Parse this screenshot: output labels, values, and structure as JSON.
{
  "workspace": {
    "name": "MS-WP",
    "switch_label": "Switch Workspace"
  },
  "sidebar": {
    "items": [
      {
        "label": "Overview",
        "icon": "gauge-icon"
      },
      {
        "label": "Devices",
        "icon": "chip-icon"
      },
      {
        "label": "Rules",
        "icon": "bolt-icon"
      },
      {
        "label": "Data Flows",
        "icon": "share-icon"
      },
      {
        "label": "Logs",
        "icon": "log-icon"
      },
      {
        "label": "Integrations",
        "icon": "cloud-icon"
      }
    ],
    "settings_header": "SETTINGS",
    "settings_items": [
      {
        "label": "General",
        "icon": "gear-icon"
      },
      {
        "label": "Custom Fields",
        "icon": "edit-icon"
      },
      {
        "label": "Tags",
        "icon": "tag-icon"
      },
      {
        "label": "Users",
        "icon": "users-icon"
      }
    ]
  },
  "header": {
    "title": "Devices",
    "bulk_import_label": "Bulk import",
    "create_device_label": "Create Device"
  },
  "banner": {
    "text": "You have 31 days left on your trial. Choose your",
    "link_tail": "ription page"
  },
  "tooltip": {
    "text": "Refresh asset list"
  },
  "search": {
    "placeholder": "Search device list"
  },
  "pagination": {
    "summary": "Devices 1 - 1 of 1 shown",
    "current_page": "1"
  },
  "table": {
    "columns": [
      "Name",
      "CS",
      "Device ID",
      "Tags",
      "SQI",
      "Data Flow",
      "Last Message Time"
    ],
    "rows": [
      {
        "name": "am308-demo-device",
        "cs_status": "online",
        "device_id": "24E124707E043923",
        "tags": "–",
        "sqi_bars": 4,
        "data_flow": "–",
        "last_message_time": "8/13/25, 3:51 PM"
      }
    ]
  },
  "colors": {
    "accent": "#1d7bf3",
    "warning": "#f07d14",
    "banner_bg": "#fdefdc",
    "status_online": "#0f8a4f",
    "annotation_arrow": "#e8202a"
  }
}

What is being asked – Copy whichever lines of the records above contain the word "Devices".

Response to this task –
        "label": "Devices",
    "title": "Devices",
    "summary": "Devices 1 - 1 of 1 shown",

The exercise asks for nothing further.